The Faculty Association of the University of Calgary, in accordance with its policy concerning the Assessment of Deans and equivalents, has started distributing a survey to the academic staff members in Faculties where the Dean is at the end of their term include the Dean of the Faculty of Law and the Dean of the Faculty of Veterinary Medicine. The Association will be distributing a survey to the academic staff members in Faculties where the Dean or Dean equivalent is at the mid-point of their term including the Vice-Provost (Libraries and Cultural Resources), the Dean of the School of Architecture, Planning and Landscape, the Dean of the Haskayne School of Business, and the Dean of the Faculty of Nursing. Due to the pandemic, the mid-term surveys have been delayed until the fall.
The results of these surveys are shared with the respective Deans and the Provost and Vice-President (Academic) subject to response thresholds in the policy. In the case of review or search committees, the results will also be shared with the members of those committees.
In accordance with the Faculty Association policy, information on only the quantitative results (statistics) of the survey will be released to the Association membership provided that the number of surveys received meets our requirements for the distribution of results. To ensure the survey’s validity, we treat responses in the same manner as an Association ballot.
Feel free to contact our office if you have any questions or concerns.
There is still no news on the results of the wage reopener arbitration from last fall. News from this arbitration will be shared promptly with members when there is something to report.
Given the pandemic, the Association and Governors have postponed bargaining which was scheduled to begin this spring until September 2020.
The Board of Directors has announced the Association’s Officers for 2020/21 (effective July 1, 2020). Joining President-Elect David Stewart on the Executive will be:

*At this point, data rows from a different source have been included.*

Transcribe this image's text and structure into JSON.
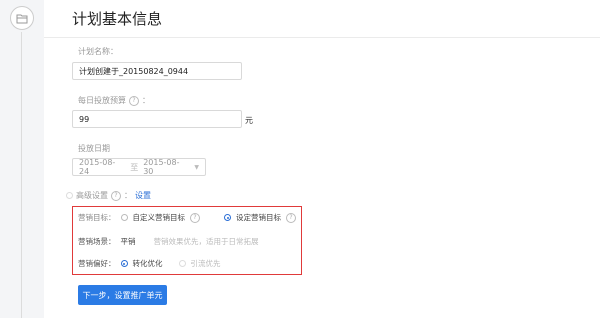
{
  "header": {
    "title": "计划基本信息"
  },
  "plan_name": {
    "label": "计划名称：",
    "value": "计划创建于_20150824_0944"
  },
  "daily_budget": {
    "label": "每日投放预算",
    "value": "99",
    "unit": "元"
  },
  "delivery_date": {
    "label": "投放日期",
    "start": "2015-08-24",
    "separator": "至",
    "end": "2015-08-30"
  },
  "advanced": {
    "label": "高级设置",
    "link": "设置"
  },
  "marketing_goal": {
    "key": "营销目标：",
    "options": [
      {
        "label": "自定义营销目标",
        "selected": false
      },
      {
        "label": "设定营销目标",
        "selected": true
      }
    ]
  },
  "marketing_scene": {
    "key": "营销场景：",
    "value": "平销",
    "desc": "营销效果优先，适用于日常拓展"
  },
  "marketing_preference": {
    "key": "营销偏好：",
    "options": [
      {
        "label": "转化优化",
        "selected": true
      },
      {
        "label": "引流优先",
        "selected": false,
        "disabled": true
      }
    ]
  },
  "next_button": {
    "label": "下一步，设置推广单元"
  },
  "colors": {
    "accent": "#2b7be5",
    "highlight_border": "#e03a3a"
  }
}
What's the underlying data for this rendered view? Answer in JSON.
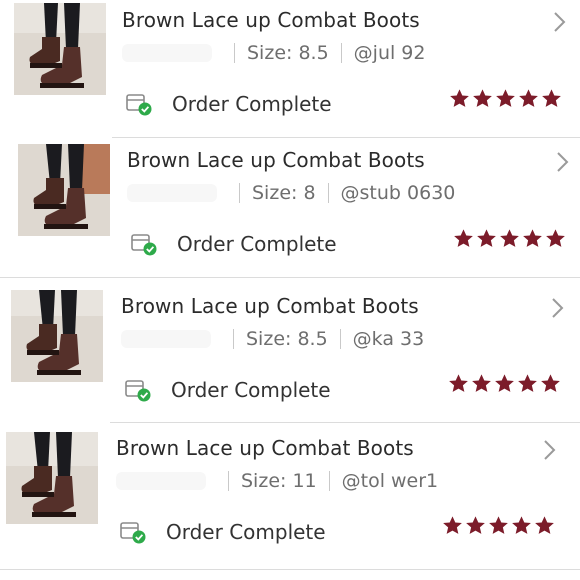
{
  "orders": [
    {
      "title": "Brown Lace up Combat Boots",
      "size_label": "Size: 8.5",
      "user": "@jul        92",
      "status": "Order Complete",
      "rating": 5
    },
    {
      "title": "Brown Lace up Combat Boots",
      "size_label": "Size: 8",
      "user": "@stub       0630",
      "status": "Order Complete",
      "rating": 5
    },
    {
      "title": "Brown Lace up Combat Boots",
      "size_label": "Size: 8.5",
      "user": "@ka        33",
      "status": "Order Complete",
      "rating": 5
    },
    {
      "title": "Brown Lace up Combat Boots",
      "size_label": "Size: 11",
      "user": "@tol        wer1",
      "status": "Order Complete",
      "rating": 5
    }
  ],
  "colors": {
    "star": "#7c1c2a",
    "check": "#2eaa4a",
    "boot": "#4a2a22"
  },
  "icons": {
    "status": "box-check-icon",
    "chevron": "chevron-right-icon",
    "star": "star-icon"
  }
}
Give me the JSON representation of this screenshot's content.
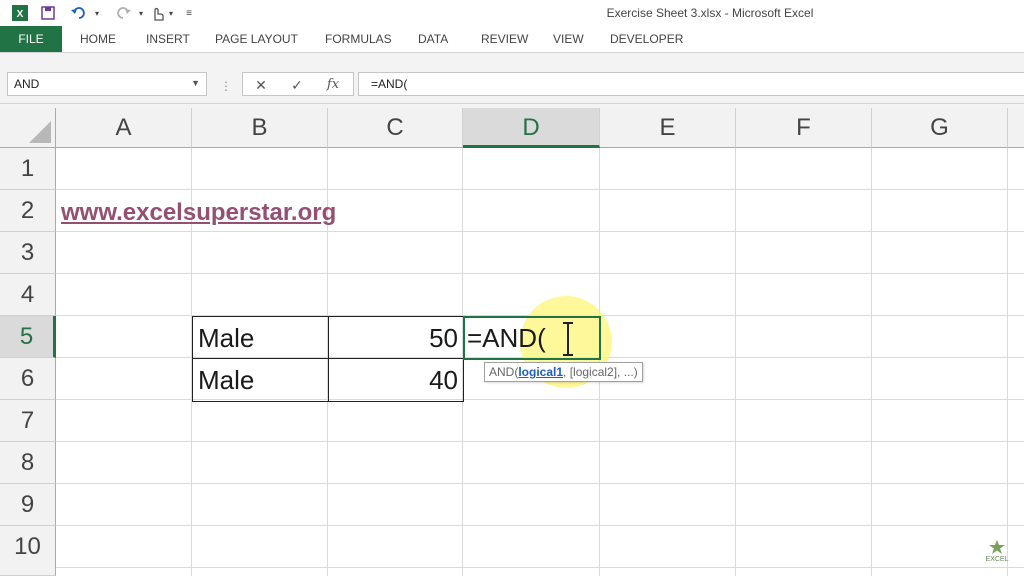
{
  "window": {
    "title": "Exercise Sheet 3.xlsx - Microsoft Excel"
  },
  "ribbon": {
    "tabs": [
      {
        "label": "FILE"
      },
      {
        "label": "HOME"
      },
      {
        "label": "INSERT"
      },
      {
        "label": "PAGE LAYOUT"
      },
      {
        "label": "FORMULAS"
      },
      {
        "label": "DATA"
      },
      {
        "label": "REVIEW"
      },
      {
        "label": "VIEW"
      },
      {
        "label": "DEVELOPER"
      }
    ]
  },
  "formula_bar": {
    "name_box": "AND",
    "content": "=AND(",
    "fx_label": "fx"
  },
  "grid": {
    "columns": [
      "A",
      "B",
      "C",
      "D",
      "E",
      "F",
      "G"
    ],
    "rows": [
      "1",
      "2",
      "3",
      "4",
      "5",
      "6",
      "7",
      "8",
      "9",
      "10"
    ],
    "active_column": "D",
    "active_row": "5",
    "cells": {
      "A2": "www.excelsuperstar.org",
      "B5": "Male",
      "C5": "50",
      "D5": "=AND(",
      "B6": "Male",
      "C6": "40"
    }
  },
  "tooltip": {
    "func": "AND(",
    "arg1": "logical1",
    "rest": ", [logical2], ...)"
  },
  "watermark": {
    "text": "EXCEL"
  },
  "colors": {
    "accent": "#217346",
    "link": "#954f72",
    "highlight": "#fff578"
  }
}
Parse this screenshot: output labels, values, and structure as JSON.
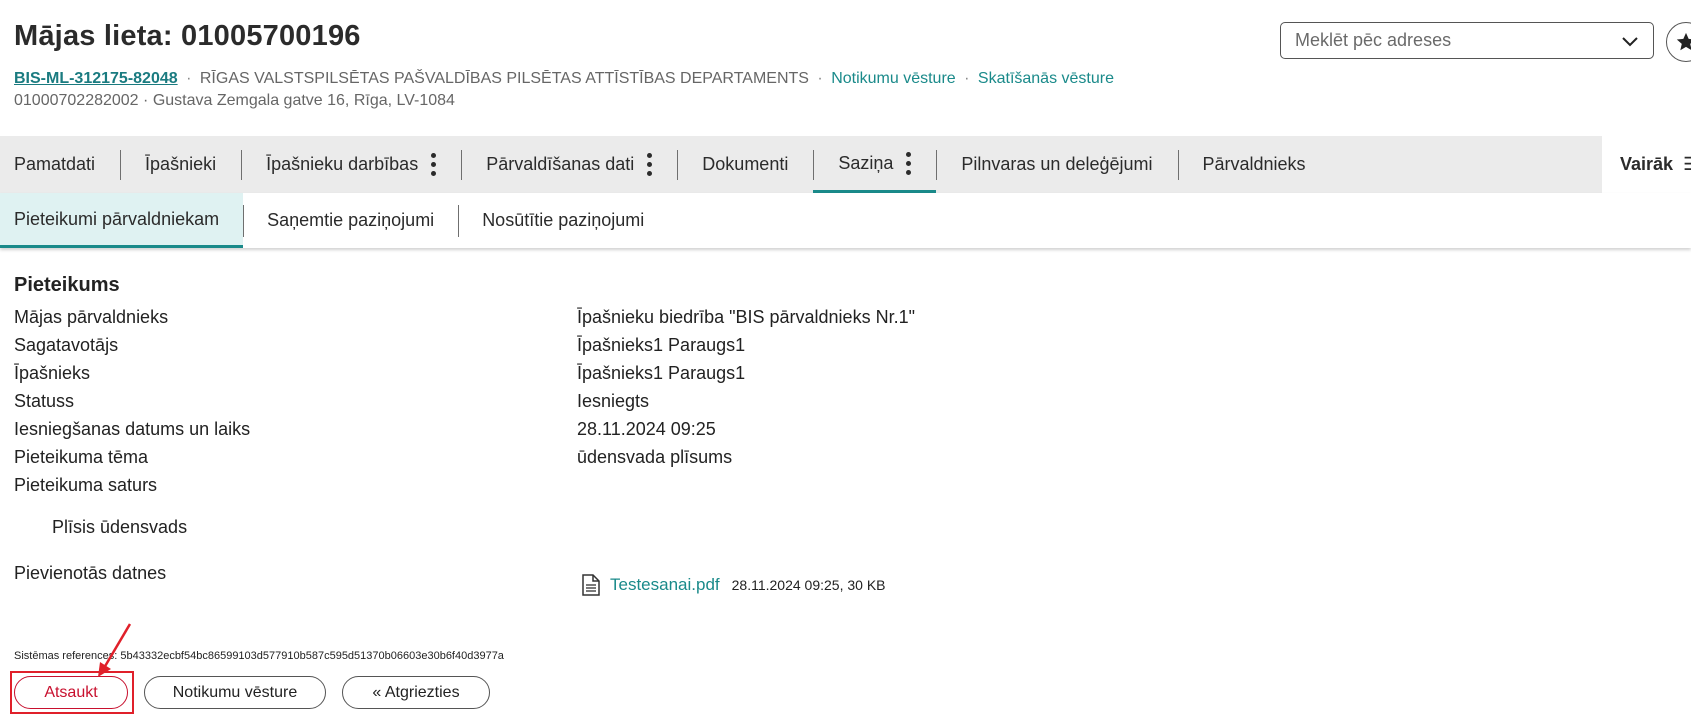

Vice-President and Treasurer – Mary-Ellen Tyler
Principal Negotiator – Hamid Habibi
Grievance Advisors – John Baker and Kent Donlevy
Officers-at-Large – Nigel Caulkett and Melanee Thomas